Dallas and Fort Worth lawyers who handle ERISA claims need to read this recent Eastern District of Texas, Sherman Division opinion. It is styled, Martha Shindoll v. United of Omaha Life Insurance Company.
Shindoll had an ERISA plan through her employer that provided short and long term disability benefits. In 2005, Shindoll was diagnosed with fibromyalgia and Chronic Fatigue Syndrome (CFS). She continued working but in 2010, her condition worsened. In November 2012, her doctor, Kippels, ordered her off work. In June 2013, Shindoll obtained a Vocational Analysis from a Dr. Hansen, who opined that she was completely disabled. Shindoll applied for and received short term disability which was denied. She appealed and submitted to an IME with a Dr. Daniel. Daniel found she was completely disabled due to medication overdose syndrome. United approved the short term benefits in October 2013. The next month, Daniel issued an addendum to his initial analysis, stating Shindoll did not suffer from any cognitive dysfunction or physical functional impairment.

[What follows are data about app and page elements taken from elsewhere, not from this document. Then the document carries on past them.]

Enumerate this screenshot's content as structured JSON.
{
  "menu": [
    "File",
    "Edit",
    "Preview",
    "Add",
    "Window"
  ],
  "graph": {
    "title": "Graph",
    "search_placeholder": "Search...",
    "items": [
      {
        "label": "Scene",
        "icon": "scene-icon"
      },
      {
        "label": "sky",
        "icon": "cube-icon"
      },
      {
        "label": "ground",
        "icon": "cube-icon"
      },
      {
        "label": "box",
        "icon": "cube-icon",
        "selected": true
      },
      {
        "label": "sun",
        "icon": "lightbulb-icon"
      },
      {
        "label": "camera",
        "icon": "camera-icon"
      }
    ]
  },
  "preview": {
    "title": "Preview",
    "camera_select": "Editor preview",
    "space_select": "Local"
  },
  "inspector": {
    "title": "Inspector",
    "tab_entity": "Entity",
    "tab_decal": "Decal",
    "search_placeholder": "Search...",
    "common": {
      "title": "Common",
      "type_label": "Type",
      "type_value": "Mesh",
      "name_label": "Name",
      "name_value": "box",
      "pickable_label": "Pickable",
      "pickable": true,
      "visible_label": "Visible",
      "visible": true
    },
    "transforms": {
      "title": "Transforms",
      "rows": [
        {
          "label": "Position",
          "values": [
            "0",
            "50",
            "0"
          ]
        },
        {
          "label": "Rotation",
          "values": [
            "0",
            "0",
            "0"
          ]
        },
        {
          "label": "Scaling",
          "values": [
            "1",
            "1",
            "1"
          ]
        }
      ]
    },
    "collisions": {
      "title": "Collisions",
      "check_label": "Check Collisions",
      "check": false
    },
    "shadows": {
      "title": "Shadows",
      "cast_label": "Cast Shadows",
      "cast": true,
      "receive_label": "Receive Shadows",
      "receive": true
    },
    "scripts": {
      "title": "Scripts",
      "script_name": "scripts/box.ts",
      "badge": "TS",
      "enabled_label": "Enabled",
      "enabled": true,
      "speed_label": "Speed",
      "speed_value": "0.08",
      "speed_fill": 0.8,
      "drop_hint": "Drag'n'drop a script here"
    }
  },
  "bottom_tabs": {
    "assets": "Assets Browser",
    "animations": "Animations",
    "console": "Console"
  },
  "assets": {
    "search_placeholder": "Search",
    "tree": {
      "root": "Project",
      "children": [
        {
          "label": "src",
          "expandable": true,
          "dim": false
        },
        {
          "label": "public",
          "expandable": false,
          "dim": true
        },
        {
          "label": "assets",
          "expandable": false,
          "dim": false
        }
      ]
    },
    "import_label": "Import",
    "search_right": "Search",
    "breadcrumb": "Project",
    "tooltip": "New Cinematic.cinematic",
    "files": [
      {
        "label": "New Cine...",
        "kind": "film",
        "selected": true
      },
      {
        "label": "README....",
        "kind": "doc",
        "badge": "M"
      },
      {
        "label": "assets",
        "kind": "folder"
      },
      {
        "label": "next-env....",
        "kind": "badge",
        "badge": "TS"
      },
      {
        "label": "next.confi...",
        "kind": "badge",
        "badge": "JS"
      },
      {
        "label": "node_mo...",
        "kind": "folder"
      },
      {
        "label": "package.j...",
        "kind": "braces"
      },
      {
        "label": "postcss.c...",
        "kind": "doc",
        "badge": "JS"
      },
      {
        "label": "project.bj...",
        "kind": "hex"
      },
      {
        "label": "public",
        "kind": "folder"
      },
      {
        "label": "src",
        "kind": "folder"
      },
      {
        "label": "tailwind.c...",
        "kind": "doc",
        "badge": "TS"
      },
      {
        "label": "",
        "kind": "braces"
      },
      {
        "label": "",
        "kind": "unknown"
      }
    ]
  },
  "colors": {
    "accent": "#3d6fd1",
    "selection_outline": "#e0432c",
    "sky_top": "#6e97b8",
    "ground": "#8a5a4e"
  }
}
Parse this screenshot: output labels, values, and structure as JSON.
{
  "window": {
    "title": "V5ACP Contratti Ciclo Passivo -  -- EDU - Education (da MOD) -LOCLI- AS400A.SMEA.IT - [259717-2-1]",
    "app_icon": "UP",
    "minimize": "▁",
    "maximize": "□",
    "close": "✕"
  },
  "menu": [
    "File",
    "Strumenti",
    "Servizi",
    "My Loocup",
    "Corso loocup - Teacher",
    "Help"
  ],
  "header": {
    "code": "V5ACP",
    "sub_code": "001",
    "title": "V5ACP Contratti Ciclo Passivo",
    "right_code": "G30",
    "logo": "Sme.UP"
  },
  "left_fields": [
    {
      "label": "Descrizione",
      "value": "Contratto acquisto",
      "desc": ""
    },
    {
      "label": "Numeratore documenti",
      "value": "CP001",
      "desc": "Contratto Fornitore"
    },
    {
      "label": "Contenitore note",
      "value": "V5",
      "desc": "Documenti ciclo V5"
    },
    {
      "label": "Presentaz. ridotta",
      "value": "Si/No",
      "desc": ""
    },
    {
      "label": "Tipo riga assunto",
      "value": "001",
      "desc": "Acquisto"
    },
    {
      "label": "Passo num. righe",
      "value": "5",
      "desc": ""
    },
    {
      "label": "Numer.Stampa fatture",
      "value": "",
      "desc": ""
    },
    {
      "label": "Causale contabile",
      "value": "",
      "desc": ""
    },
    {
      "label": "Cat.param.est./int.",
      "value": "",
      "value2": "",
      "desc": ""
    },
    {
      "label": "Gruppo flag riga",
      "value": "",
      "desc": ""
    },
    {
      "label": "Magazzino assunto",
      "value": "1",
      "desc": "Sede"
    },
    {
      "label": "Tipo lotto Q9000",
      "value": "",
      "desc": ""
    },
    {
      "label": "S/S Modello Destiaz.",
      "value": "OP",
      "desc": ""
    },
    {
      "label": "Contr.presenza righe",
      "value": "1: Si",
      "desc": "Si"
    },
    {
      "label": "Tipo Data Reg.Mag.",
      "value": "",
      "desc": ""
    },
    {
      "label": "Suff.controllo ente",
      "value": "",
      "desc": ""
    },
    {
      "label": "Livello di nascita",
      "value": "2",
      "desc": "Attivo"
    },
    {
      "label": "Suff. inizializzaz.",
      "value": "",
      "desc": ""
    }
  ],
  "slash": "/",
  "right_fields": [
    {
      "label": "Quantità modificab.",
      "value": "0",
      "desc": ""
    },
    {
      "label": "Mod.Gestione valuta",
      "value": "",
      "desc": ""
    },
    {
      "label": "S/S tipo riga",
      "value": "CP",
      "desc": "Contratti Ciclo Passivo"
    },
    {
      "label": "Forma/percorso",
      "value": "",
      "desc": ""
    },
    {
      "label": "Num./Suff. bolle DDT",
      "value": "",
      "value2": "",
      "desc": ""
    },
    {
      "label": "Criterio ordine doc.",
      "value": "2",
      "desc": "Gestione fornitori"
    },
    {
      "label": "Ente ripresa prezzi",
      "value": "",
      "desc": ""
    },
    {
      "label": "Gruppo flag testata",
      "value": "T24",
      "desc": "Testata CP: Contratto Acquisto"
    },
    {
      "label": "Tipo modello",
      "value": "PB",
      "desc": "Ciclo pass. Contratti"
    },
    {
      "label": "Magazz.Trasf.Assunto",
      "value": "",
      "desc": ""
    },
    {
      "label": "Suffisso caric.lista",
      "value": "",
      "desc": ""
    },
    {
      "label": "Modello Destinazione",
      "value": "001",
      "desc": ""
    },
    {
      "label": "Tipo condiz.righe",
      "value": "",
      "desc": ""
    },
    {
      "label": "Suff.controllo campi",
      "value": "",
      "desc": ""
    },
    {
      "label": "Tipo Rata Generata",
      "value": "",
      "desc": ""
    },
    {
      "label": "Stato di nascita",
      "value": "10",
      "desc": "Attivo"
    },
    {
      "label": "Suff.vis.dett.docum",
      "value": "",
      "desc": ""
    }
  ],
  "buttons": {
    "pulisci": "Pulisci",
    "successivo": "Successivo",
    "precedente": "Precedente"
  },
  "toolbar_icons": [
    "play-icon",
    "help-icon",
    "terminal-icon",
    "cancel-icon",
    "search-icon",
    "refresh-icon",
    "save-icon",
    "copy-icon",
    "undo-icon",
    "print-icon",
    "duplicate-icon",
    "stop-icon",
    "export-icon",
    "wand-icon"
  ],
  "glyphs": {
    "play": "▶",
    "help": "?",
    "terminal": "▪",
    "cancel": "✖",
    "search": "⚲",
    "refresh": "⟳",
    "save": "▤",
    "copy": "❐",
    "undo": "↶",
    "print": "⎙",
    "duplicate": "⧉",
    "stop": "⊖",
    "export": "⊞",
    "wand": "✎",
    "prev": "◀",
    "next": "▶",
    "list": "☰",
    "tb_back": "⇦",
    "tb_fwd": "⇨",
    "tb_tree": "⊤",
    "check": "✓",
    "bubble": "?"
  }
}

After exhausting short term benefits, Shindoll began receiving long term benefits. In November 2014, United submitted Shindoll’s file for additional IME testing. A peer review doctor, Dr. Raff, supplied a psychiatric and psychological peer review report that stated Shindoll did not have an impairing condition. A second peer review doctor, Dr. Sartin, issued an infectious disease peer review report that found no cause for Shindoll’s symptoms and he disagreed with the diagnosis of any infectious disease. In December of 2014, United’s doctor, Dr. Reeder, sent a letter to Kippels that set forth a review of Shindoll’s medical records, the IME, and peer reviews. Reeder concluded that Shindoll suffers from an anxiety disorder and somatoform symptoms but no physical or cognitive impairment.
More records went back and forth from doctors with ultimately the denial of benefits being the conclusion.
Shindoll filed suit and United eventually filed a motion for summary judgment.
United argued that the judgment should be granted because its decision was based on substantial evidence and that it did not abuse its discretion or act arbitrarily and capriciously in its decision.
The review of the denial of benefits under an ERISA plan is based on an abuse of discretion standard, i.e., looking to see if the plan administrator has abused the discretion given to it by the plan. Under the abuse of discretion standard, if the administrator’s decision is supported by substantial evidence and is not arbitrary and capricious, it must prevail. Substantial evidence is more that a scintilla, less than a preponderance, and is such relevant evidence as a reasonable mind might accept as adequate to support a conclusion. An arbitrary and capricious decision is one made without a rational connection between the known facts and the decision or between the found facts and the evidence.
This court then reviewed and discussed the evidence in the record, set forth above, and upheld the decision to deny benefits ruling. The court stated, based on the foregoing, the Court concludes that United did not abuse its discretion or act arbitrarily and capriciously because it relied upon substantial evidence when it denied Shindoll’s claim for long term disability benefits.